In this way, instead of wasted heat you get more charge in your battery.
Of course, in an emergency, you can still slam on the brakes to bring the car to an abrupt halt.
2. Ten Reasons to Get an Electric Vehicle
Should you get an electric car now? Over time, we will probably all have electric cars. There will still be ICE cars on the roads for a while, but in the coming years nearly all new cars will have a battery inside.
In 2020, there are already compelling reasons to buy or lease an electric vehicle. Here are 10 reasons to get an electric car:
- Reduce your monthly car ‘fuel’ costs – electricity costs a lot less than petrol/diesel.
- Always have a full ‘tank’ in the morning – no more mad dashes to the petrol station.
- Enjoy instant acceleration – great for over-taking safely.
- Maintain access to city centre roads – greater restrictions on diesel/petrol cars are inevitable.
- Zero emissions – no environmental pollution, e.g. particulates, or greenhouse gases.
- The latest in-car technology – EVs often showcase the very latest automotive advances.
- Lower servicing costs – pure electric cars (BEVs) have far fewer parts than standard cars.
- A much quieter ride – electric motors are almost silent.
- 0% Benefit in Kind (BIK) tax in the 2020/21 tax year (and then very low BIK in the years thereafter).
- A grant of £3,000 is available in the UK for new EVs costing less than £50,000 – take advantage before they take it away!
If you like the sound of many of these points, then an electric car might be right for you.
Now that you know how electric cars work and understand some of the benefits, let’s look at EV models available today in the UK.
3. Compare Electric Car Models

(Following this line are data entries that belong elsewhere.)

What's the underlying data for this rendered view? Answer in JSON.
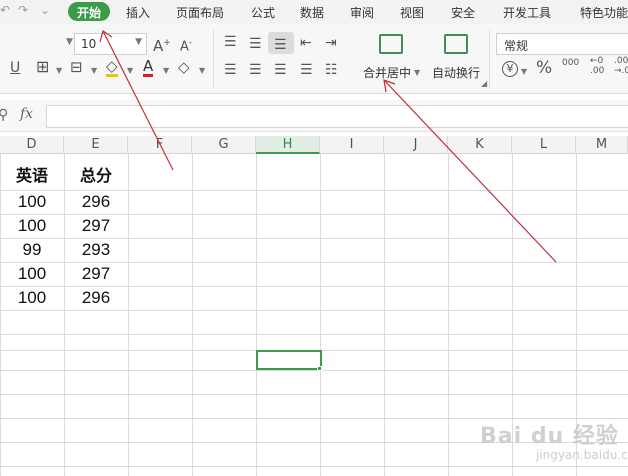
{
  "menu": {
    "tabs": [
      "开始",
      "插入",
      "页面布局",
      "公式",
      "数据",
      "审阅",
      "视图",
      "安全",
      "开发工具",
      "特色功能"
    ],
    "active": "开始"
  },
  "ribbon": {
    "font_size": "10",
    "number_format": "常规",
    "merge_center": "合并居中",
    "wrap_text": "自动换行",
    "percent": "%",
    "thousands": "000",
    "inc_decimal_top": "←0",
    "inc_decimal_bottom": ".00",
    "dec_decimal_top": ".00",
    "dec_decimal_bottom": "→.0",
    "currency": "¥"
  },
  "formula_bar": {
    "fx": "fx",
    "value": ""
  },
  "grid": {
    "columns": [
      "D",
      "E",
      "F",
      "G",
      "H",
      "I",
      "J",
      "K",
      "L",
      "M"
    ],
    "selected_column": "H",
    "header_row": [
      "英语",
      "总分"
    ],
    "rows": [
      [
        "100",
        "296"
      ],
      [
        "100",
        "297"
      ],
      [
        "99",
        "293"
      ],
      [
        "100",
        "297"
      ],
      [
        "100",
        "296"
      ]
    ]
  },
  "colors": {
    "accent": "#3a9b48",
    "arrow": "#c0303a"
  },
  "watermark": {
    "text": "Bai du 经验",
    "sub": "jingyan.baidu.com"
  }
}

All the major car manufacturers have their sites firmly fixed on EVs. New electric car models are being announced all the time.
UK prices are coming down. Range is going up. Features are getting better and better. What’s not to like?
Below is a table showing fully electric BEV cars currently available in the UK. Click on the name of the car for facts, figures, video reviews, etc.
Alternatively, try our brand new Car Selector tool to zero in on your perfect EV.
100% electric cars (BEV)
Once you’ve explored a few models, get in touch with local dealers to arrange a test drive via section 4 below.
If you do get an electric car, your monthly ‘fuel’ costs will go down. But, if you charge your car at home, your electricity bills will go up. You may then wish to look at generating your own electricity with solar panels.
4. Find a Local Dealer
The acid test for an EV is not to read articles and watch videos. You’ve actually got to get behind the wheel.
Once you’ve taken an electric vehicle for a test drive, you’ll appreciate what all the fuss is about:
- Great acceleration
- A peaceful, silent drive
- Excellent technology as standard
- No petrol smells
- Low running costs
- We could go on…
It’s also well documented that once you own and drive an electric car, you never go back to a petrol / diesel car. There’s a before and after.
It’s as if you’ve been watching a science fiction film, climbed inside the TV, and then been allowed to stay there. Electric cars give you a taste of the future, today.
Below are links to all the counties around the UK (Scotland and Wales coming shortly). Click on your county and you will be taken to a separate page listing quick links to all the dealers in your county.
Get in touch with your dealer of choice and let the fun begin.
Click on your county name to find local car dealers (Scottish and Welsh counties coming soon!)